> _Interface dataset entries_
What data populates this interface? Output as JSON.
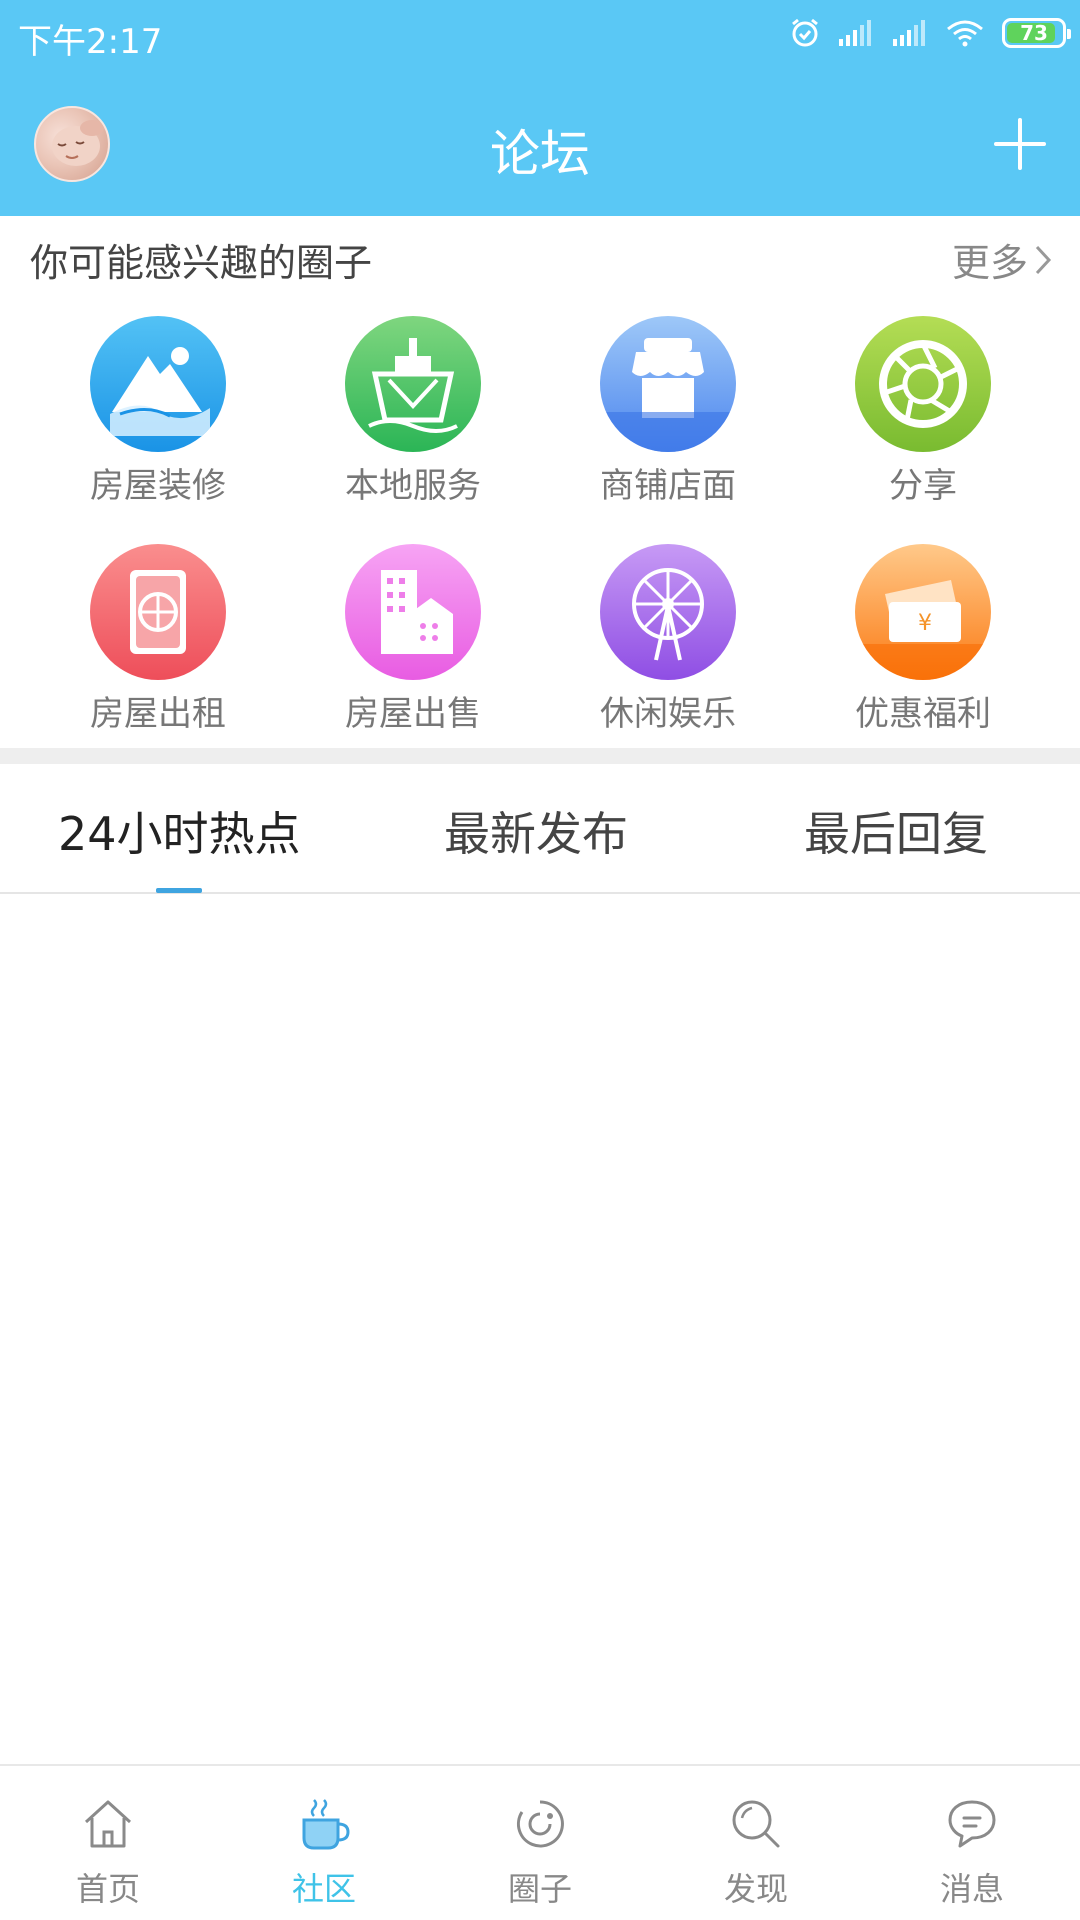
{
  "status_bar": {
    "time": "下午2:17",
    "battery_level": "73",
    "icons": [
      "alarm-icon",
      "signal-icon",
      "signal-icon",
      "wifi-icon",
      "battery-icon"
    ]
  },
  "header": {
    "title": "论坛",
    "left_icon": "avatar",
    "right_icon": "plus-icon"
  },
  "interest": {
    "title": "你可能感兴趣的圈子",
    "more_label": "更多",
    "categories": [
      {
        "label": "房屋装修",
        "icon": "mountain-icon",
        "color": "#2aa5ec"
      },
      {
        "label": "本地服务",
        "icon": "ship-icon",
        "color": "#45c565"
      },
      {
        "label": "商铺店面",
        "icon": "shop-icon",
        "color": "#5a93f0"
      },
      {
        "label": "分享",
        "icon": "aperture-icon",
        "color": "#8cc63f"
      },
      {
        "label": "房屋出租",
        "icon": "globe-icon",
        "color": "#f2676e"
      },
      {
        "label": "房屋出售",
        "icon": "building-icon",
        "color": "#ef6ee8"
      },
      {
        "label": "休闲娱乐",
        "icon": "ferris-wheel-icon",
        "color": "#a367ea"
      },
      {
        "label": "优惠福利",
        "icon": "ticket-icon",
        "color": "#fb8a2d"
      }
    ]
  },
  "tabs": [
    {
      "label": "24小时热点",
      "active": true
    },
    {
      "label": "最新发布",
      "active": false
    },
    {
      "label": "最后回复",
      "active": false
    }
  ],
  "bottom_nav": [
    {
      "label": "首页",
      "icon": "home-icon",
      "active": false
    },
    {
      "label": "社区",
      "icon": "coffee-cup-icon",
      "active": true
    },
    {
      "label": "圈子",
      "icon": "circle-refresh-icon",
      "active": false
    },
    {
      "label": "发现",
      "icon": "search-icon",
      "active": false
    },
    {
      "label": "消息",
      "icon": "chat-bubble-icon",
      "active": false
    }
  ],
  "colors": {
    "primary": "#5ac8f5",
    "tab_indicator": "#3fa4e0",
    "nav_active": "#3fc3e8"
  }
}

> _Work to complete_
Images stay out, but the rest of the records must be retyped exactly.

> _Finished task_
What data populates this interface? Output as JSON.
{
  "status_bar": {
    "time": "下午2:17",
    "battery_level": "73",
    "icons": [
      "alarm-icon",
      "signal-icon",
      "signal-icon",
      "wifi-icon",
      "battery-icon"
    ]
  },
  "header": {
    "title": "论坛",
    "left_icon": "avatar",
    "right_icon": "plus-icon"
  },
  "interest": {
    "title": "你可能感兴趣的圈子",
    "more_label": "更多",
    "categories": [
      {
        "label": "房屋装修",
        "icon": "mountain-icon",
        "color": "#2aa5ec"
      },
      {
        "label": "本地服务",
        "icon": "ship-icon",
        "color": "#45c565"
      },
      {
        "label": "商铺店面",
        "icon": "shop-icon",
        "color": "#5a93f0"
      },
      {
        "label": "分享",
        "icon": "aperture-icon",
        "color": "#8cc63f"
      },
      {
        "label": "房屋出租",
        "icon": "globe-icon",
        "color": "#f2676e"
      },
      {
        "label": "房屋出售",
        "icon": "building-icon",
        "color": "#ef6ee8"
      },
      {
        "label": "休闲娱乐",
        "icon": "ferris-wheel-icon",
        "color": "#a367ea"
      },
      {
        "label": "优惠福利",
        "icon": "ticket-icon",
        "color": "#fb8a2d"
      }
    ]
  },
  "tabs": [
    {
      "label": "24小时热点",
      "active": true
    },
    {
      "label": "最新发布",
      "active": false
    },
    {
      "label": "最后回复",
      "active": false
    }
  ],
  "bottom_nav": [
    {
      "label": "首页",
      "icon": "home-icon",
      "active": false
    },
    {
      "label": "社区",
      "icon": "coffee-cup-icon",
      "active": true
    },
    {
      "label": "圈子",
      "icon": "circle-refresh-icon",
      "active": false
    },
    {
      "label": "发现",
      "icon": "search-icon",
      "active": false
    },
    {
      "label": "消息",
      "icon": "chat-bubble-icon",
      "active": false
    }
  ],
  "colors": {
    "primary": "#5ac8f5",
    "tab_indicator": "#3fa4e0",
    "nav_active": "#3fc3e8"
  }
}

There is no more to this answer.